When applying to present her research at the International Journal of Arts and Sciences Multidisciplinary Conference, sophomore Allison Von Borstel had a problem.

“I was going through the options to sign up, and the form only listed ‘full-time faculty,’ ‘part-time faculty,’ ‘doctoral student,’ ‘graduate student,’ or ‘other,’” said the international political economy and economicsmajor from Orland Park, Ill. “So I just went with ‘other.’”

The reason Allison had to choose “other” is because she was the only undergraduate student selected to present at the conference held in Las Vegas March 18-22.

“It was great getting to talk with scholars from all around the world,” she said. “Hearing people talk about just barely making their flight in Shanghai or about their layover in Dubai was absolutely amazing. The experience of being in the company of an international body of scholars was phenomenal.”

If meeting scholars from across the globe was daunting, then getting up and presenting in front of them was downright overwhelming.

“While waiting for my turn to present, I must have practiced a million times in my head,” she said. “It felt bigger than life with so much pressure. I was nervous, but at the same time excited. After a while I just decided to embrace it.”

Her presentation was titled “Smudged Lines: An Analysis of the Border Dispute of North Kosovo.” The talk focused on the instability and ethnic conflict that has faced the Balkan region for decades. She decided to research Kosovo because she was interested in conflict between ethnic groups. She originally considered studying the history of disputes between India and Pakistan, but in the end selected Kosovo because there was more work to do.

“Everyone knows about the history of Pakistan and India, so I wanted to do something else,” she remarked. “The conflict there may seem small to us, but it’s absolutely the biggest thing going on in their lives and something they face every day.”

Not only did Allison get to present her research, but she received some tips and advice from scholars who have seen the conflict firsthand.
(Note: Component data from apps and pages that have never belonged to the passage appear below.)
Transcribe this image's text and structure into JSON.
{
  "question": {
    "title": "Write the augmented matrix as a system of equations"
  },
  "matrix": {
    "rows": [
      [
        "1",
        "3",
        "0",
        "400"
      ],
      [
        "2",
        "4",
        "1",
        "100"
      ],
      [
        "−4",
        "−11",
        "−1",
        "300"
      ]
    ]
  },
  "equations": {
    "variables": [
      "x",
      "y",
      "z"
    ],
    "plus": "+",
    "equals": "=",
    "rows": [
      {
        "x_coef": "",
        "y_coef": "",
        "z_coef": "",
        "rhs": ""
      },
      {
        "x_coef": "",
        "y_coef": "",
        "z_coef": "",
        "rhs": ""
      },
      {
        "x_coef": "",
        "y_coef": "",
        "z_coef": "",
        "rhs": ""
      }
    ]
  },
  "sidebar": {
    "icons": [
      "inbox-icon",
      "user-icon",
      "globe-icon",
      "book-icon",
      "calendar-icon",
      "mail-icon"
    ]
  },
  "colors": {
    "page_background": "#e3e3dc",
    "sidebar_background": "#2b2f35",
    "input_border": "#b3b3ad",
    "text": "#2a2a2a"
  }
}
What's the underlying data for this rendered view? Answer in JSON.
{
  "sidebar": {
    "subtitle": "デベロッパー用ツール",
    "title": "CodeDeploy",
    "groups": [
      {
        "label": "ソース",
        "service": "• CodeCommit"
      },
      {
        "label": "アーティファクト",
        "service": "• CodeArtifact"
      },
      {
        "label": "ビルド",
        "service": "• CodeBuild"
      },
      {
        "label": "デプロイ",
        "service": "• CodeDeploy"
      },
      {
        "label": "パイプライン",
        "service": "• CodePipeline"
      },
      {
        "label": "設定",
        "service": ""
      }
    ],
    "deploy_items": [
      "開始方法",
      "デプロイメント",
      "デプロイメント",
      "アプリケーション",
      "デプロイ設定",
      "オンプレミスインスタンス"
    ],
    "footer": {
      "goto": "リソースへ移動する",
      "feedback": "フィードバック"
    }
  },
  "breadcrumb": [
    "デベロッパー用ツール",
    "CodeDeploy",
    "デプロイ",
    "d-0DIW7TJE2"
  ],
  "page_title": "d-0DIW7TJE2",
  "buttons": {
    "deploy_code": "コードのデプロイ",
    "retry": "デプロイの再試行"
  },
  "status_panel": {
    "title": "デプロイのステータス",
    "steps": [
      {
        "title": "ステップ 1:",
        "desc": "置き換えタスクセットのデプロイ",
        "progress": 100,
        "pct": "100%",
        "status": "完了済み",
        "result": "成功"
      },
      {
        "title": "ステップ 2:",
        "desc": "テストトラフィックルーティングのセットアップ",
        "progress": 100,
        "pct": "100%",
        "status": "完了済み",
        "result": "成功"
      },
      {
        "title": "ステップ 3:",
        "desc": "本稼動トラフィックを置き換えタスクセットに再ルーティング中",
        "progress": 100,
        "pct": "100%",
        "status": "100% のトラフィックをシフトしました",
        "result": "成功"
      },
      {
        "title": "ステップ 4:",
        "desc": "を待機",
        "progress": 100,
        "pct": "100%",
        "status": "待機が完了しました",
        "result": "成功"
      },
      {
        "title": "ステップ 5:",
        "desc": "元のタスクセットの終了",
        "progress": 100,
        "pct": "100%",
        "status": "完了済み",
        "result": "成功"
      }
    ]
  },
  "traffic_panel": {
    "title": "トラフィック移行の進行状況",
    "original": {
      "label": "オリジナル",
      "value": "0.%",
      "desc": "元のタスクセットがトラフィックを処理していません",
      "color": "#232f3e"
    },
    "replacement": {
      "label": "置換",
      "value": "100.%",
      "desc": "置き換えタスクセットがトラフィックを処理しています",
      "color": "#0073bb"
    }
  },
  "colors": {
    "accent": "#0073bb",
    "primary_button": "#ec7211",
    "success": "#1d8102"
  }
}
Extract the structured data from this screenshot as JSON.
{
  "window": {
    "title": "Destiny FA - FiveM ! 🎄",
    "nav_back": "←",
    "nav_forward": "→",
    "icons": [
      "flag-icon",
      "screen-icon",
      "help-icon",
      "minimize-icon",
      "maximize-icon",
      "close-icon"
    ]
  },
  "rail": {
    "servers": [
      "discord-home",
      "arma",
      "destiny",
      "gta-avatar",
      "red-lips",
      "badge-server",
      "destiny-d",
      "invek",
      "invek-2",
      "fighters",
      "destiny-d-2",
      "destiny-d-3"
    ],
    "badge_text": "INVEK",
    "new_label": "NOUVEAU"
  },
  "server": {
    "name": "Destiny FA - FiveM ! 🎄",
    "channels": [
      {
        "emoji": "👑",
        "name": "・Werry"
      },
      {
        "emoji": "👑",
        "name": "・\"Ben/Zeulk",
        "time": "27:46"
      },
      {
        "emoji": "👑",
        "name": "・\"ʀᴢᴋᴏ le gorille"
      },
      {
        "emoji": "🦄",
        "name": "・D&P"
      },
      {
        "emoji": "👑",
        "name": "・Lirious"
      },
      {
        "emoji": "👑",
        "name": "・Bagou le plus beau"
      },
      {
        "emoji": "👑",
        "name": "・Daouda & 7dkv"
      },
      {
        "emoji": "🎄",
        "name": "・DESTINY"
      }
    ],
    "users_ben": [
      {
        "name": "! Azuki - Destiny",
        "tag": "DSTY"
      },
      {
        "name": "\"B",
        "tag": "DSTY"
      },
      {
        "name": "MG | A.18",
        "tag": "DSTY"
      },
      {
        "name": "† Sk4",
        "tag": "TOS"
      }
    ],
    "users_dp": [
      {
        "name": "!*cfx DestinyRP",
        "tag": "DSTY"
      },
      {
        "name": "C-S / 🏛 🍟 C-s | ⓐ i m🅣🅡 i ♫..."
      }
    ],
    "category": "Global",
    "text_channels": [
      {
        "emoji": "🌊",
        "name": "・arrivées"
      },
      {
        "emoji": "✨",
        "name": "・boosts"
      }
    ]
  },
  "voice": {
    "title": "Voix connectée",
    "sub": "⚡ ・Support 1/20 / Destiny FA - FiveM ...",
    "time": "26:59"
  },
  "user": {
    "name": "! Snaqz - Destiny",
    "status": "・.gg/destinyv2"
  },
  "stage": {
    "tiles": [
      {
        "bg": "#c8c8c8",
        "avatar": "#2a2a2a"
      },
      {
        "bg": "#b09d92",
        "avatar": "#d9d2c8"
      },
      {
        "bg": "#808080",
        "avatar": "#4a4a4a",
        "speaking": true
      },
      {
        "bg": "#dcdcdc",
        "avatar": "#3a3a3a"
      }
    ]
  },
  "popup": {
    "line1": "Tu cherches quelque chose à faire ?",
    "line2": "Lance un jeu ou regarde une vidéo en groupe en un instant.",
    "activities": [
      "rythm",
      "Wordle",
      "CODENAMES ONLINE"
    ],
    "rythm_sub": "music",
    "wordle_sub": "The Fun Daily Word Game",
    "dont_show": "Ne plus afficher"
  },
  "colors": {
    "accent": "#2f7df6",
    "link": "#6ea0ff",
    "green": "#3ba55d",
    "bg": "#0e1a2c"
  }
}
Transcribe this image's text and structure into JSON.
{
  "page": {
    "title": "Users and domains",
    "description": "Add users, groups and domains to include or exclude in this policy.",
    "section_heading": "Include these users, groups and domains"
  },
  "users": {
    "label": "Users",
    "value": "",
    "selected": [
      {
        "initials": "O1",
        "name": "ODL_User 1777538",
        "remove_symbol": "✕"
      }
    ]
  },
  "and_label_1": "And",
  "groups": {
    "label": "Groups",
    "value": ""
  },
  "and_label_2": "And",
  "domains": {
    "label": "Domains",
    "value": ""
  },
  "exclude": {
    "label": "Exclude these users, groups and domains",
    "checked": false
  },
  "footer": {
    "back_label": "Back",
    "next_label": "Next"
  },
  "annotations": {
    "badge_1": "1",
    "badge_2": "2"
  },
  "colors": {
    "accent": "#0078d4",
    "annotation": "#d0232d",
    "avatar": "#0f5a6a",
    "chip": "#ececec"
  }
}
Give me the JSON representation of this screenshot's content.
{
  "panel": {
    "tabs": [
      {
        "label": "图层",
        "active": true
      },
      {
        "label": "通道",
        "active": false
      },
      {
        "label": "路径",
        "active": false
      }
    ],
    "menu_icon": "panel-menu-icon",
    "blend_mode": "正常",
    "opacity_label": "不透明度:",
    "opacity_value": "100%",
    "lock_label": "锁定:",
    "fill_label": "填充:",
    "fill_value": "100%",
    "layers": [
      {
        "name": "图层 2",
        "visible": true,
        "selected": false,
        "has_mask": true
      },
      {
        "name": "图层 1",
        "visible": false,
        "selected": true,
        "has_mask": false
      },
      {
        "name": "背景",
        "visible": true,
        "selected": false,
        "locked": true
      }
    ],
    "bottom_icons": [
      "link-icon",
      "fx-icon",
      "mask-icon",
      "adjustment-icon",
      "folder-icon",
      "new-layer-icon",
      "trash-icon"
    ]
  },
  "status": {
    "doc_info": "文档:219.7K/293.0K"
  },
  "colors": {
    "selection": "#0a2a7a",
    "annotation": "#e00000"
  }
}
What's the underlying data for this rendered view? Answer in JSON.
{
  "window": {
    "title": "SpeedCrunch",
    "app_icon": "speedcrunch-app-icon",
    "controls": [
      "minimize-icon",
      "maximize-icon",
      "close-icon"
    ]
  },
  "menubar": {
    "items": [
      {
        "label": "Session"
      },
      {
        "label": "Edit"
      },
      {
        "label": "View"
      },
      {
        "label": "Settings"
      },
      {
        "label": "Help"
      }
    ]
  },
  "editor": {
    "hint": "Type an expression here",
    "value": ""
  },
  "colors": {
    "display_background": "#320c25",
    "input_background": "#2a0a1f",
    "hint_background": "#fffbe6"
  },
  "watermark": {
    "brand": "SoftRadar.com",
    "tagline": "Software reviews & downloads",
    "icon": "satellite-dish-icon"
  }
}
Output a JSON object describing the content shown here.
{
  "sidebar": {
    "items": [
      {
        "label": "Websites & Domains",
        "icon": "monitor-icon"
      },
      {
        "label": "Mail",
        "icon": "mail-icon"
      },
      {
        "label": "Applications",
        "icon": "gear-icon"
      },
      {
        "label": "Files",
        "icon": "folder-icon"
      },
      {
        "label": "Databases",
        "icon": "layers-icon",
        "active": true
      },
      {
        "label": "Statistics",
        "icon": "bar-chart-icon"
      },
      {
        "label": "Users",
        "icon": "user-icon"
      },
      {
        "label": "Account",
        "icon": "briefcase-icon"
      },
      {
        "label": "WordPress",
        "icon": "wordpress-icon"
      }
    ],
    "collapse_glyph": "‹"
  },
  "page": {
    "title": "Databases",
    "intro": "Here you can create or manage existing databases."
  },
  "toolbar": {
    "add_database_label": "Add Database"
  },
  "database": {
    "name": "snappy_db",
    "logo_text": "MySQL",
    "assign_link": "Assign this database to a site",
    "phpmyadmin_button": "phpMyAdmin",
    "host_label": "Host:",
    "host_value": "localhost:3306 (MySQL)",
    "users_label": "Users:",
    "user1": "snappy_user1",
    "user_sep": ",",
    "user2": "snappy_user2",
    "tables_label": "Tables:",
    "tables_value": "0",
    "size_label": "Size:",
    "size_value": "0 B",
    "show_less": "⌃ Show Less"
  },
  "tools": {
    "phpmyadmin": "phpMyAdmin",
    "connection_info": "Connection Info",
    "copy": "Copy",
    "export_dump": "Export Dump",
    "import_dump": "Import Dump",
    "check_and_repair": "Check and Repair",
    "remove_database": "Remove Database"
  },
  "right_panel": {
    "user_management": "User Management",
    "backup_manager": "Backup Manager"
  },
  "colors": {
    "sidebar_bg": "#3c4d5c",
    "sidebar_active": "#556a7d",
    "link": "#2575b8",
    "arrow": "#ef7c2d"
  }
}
Those tips can lead to some new avenues of research. A scholar from Serbia warned her of cultural taboos that she should avoid should her research ever take her to the region. He also brought up the issue of literacy rates in the region and how they could contribute to the continuation of the conflict. She will consider both issues as she continues her research.

In addition to presenting at the conference, Allison’s research will be published in the International Journal of Arts and Sciences this December.

Getting published is not the only exciting thing happening to Allison in the near future. This coming fall, she will study at the University of Oxford in the United Kingdom. After that, she will start exploring graduate schools. Not bad for someone who had to check the ‘other’ box.